With each books read it’s another Summer Reads post written! This time around I am talking about Rubyfruit Jungle by Rita Mae Brown.
This story follows Molly Bolt, a girl who when young, finds out she is adopted by her mother and father. She is an explosive character who plays by her own rules and doesn’t listen to what anyone tells her. Molly also doesn’t believe in any of the stereotype expectations that girls/ women are supposed to abide by. On top of all of this at a young age, Molly discovers that she loves women. As Molly ages, she continues to have experiences, both PG and not, with different women she encounters and eventually is given the “Lesbian” label by her high school best friend, who is also one of her lovers. Molly pushes herself to be able to go to university and later New York when university doesn’t work out. With each new life chapter, Molly finds a new woman to love. With the story being written and set within the 60’s-70’s, this story was provocative for it’s time.
I loved this book and Molly Bolt. I found her to be very inspirational with her “I don’t give a damn” attitude and perseverance to give herself a better life. Not only that, she stayed true to herself and who she was even with a large amount of push back from her friends and family. I think that the more intimate scenes of this story are beautifully and tastefully written and they help you to understand Molly and her love for women. All of the different characters in this story have a distinct voice and are explained in such great detail that I could hear their voices and imagine them in my mind, making the book that much more enjoyable to read.
Yes, yes, yes. I loved this book and the story that it holds. It made me think about how we perceive sexuality and relationships between people. This book also made me think about the importance of family and how not having a strong family connection can affect someone. While this book does have some more graphic scenes, they aren’t to much. Don’t think 50 Shades graphic, think daytime television graphic. I loved that I read this book during Pride month as well so if you have anyone in the LGBTQ+ community, maybe suggest they read it. Overall, I think this book is a good read for anyone over 18 years!
How are you liking this “Summer Reads” series?

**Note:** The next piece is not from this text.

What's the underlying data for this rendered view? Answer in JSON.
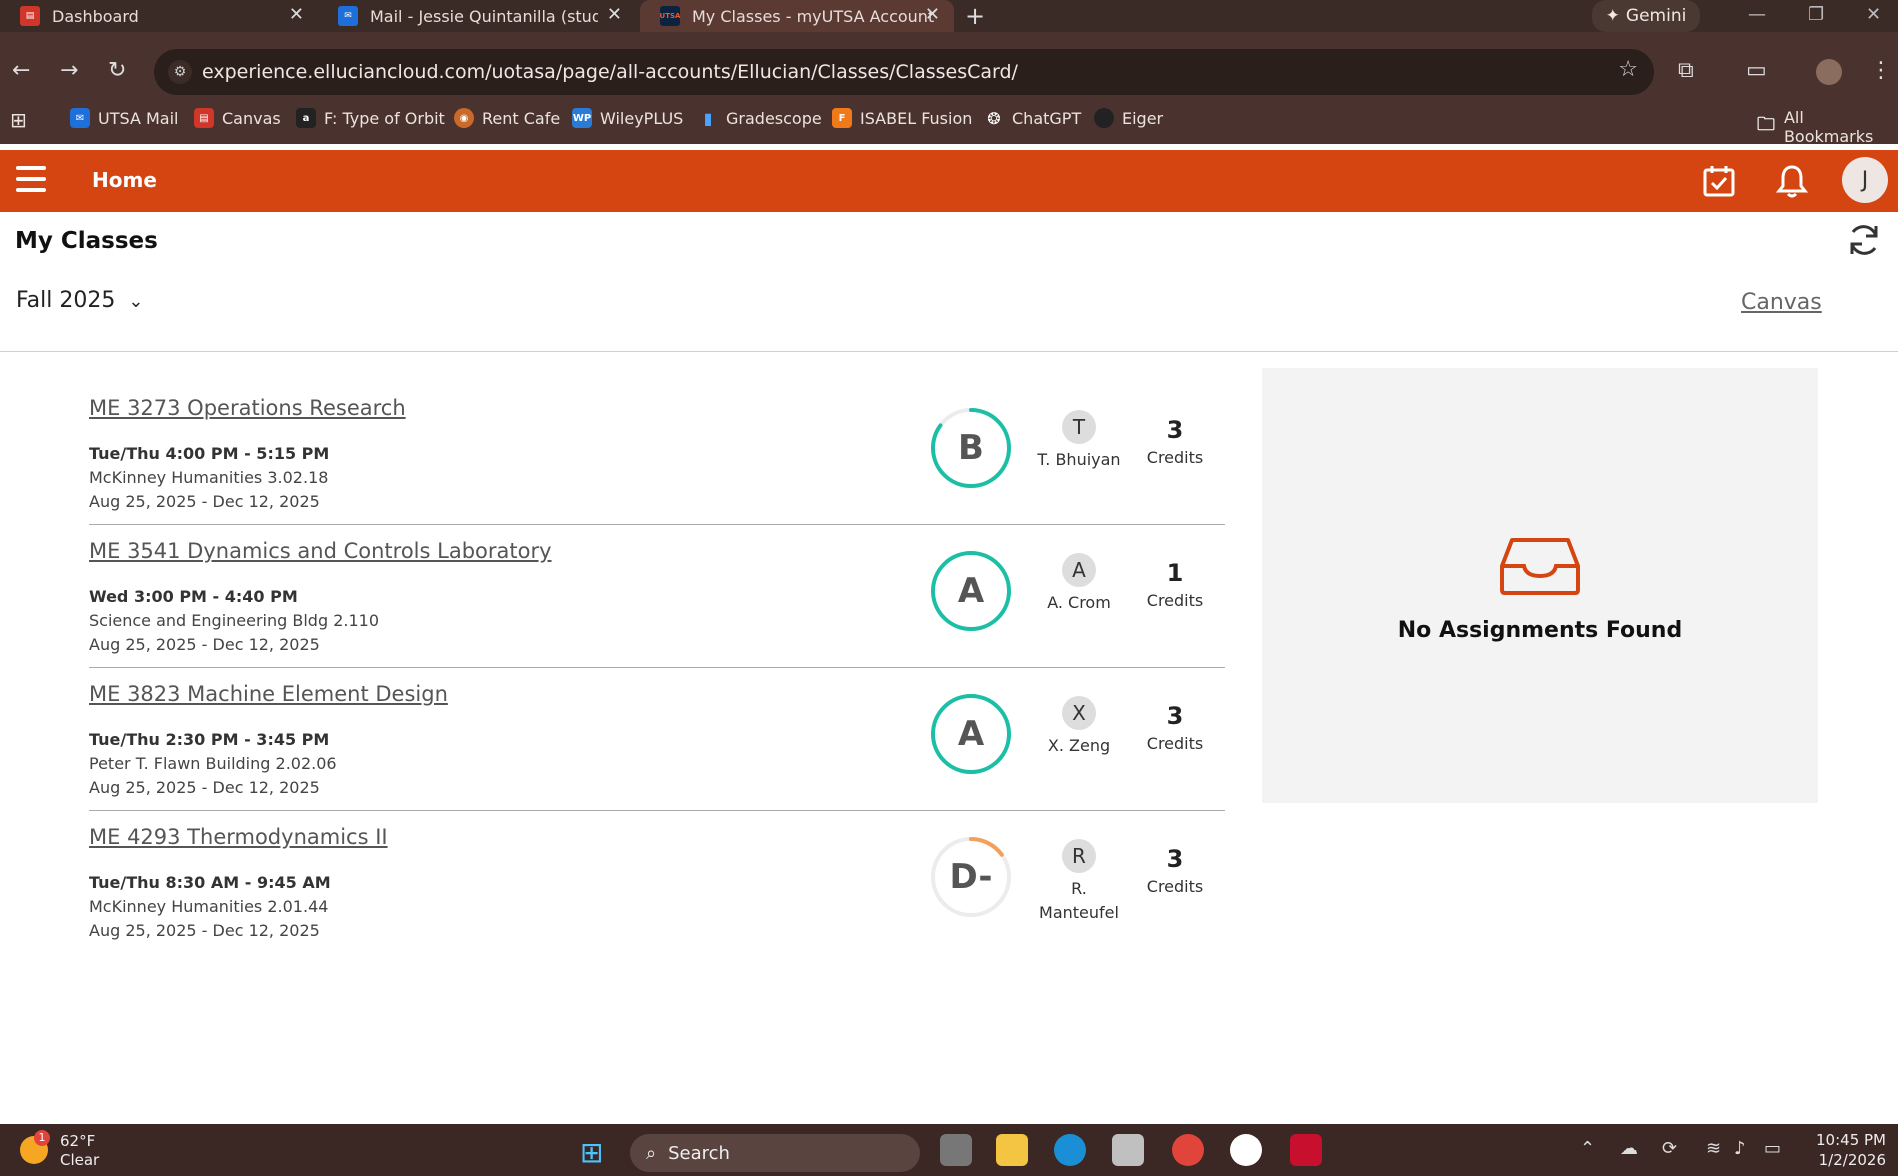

Are you finding it helpful? I sure hope so. If you are doing any summer reading, let me know your list so I can find some inspiration in it!